The third part of this overnight shoot started after midnight. The D-group, as it turned out were the DISTRESSED group of extras selected to be made up as "blast survivors" (or messy dead people). Their wardrobe and skin were covered with fake "soot and blood"... and they really looked like the walking dead. Some of the principal actors were also distressed and we watched "Nucki" (Steve Buscemi) stagger from the "the ashes of the aftermath"... along with some of his "gangster partners".

The "ashes of the aftermath" were quite real as firemen and stage crew worked together to create a fiery scene that we actors had to walk through. Yes indeedy... many of us clean people, along with the distressed people were selected to participate in this final scene. Our direction was to help the distressed people out of the carnage while negotiating a path through the "controlled smoke and fire piles" that were set up on the boardwalk. I was "helping a young distressed woman" as the firemen were repeatedly lighting up the nearby area with some liquid accelerant goo and hidden gas grills that provided plenty of heat during our retakes.

The first run through the fire was daunting and we rushed like hell when "action" was called. The second time, we took it a bit slower as we stepped across the bodies and bumped into other "survivors". By the third, fourth and fifth retakes we were taking it easy with our jaunt through the fires of this boardwalk's empire. It's all psychological. Once you experience danger and survive it -there's a feeling of "Hey! It's no big deal." attitude. I wondered if firemen train this way... and then just as quickly stopped wondering when a mild flashback to 9/11 skipped through my gray matter: the distressed people were a bit too real all of a sudden... like the ash covered 9/11 victims I walked with on that day...

At 5:AM, we were released and I went to get my car from the lot. When I got to the entrance, a huge gate had been closed and I realized that I might have to take public transportation back home. OH NOoooo! But I'm resourceful and hate to accept defeat when there's a glimmer of an adventure ahead. I noted the foot-high gap between the bottom of the fence and the ground... a moment later I was doing an Indiana Jones roll underneath it and wound up with a flashlight shining in my face.

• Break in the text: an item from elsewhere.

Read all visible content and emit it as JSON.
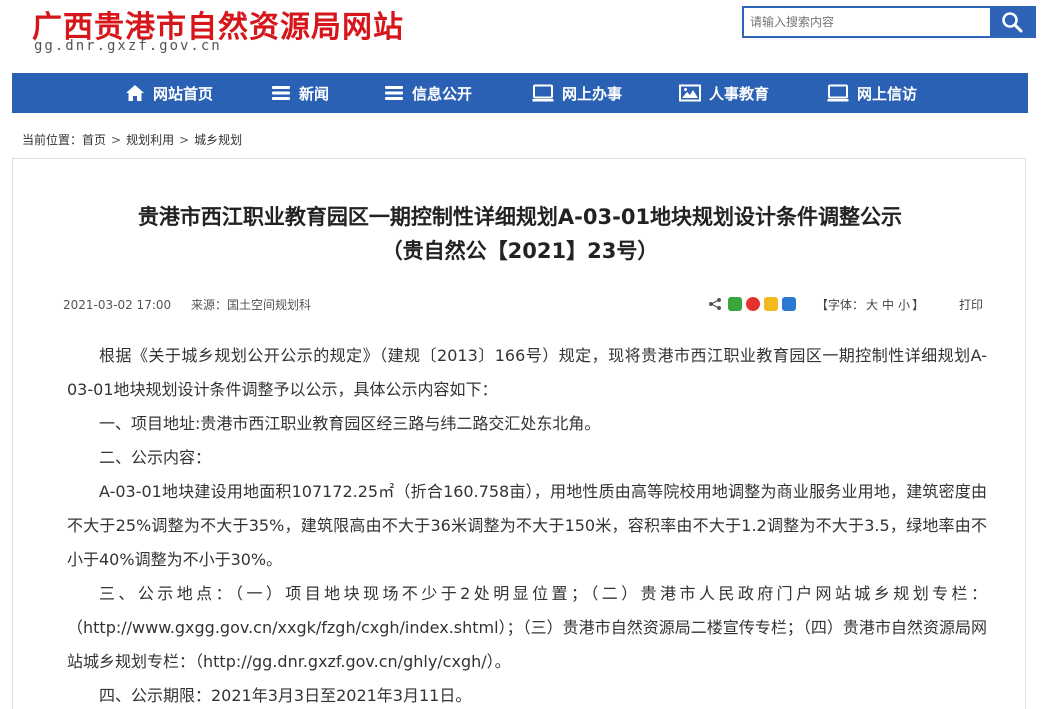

"Hey! Didn't you see me shinin' the light to let you know I was comin'?". An elderly watchman was stirred from his slumber as my noisy clambering under the fence woke him up. I told him my situation, showed him my signed I-9 paper and he apologized for locking the door, but due to the valuable equipment in the trucks, he was instructed to secure the area. The trucks were now parked in a completely different array and I couldn't even see my car, much less imagine getting out of the lot. But the old watchman assured me that a path had been left and I should follow him. Sure enough, I found my car and a back-path was left open for cars like mine to exit. Which I would have done, had the gate been opened. The watchman went over to unlock it but after about 10 minutes of fiddling with it, there was no result. I shined my headlights on the gate but still no result. He got anxious about the lack of results to his futile attempts and aked me to wait a moment as he turned toward the nook next to the fence and took a pee. A minute later, his renewed attempts proved fruitful as the gate opened. I bade him good night and wished he had taken a pee earlier.

When I got home, I noted that I had been up for 24 hours straight and crashed on my bed for a three hour sleep when the door bell rang the next morning. The gas man had to be let in to take a reading... it was going to be another karma-burning day!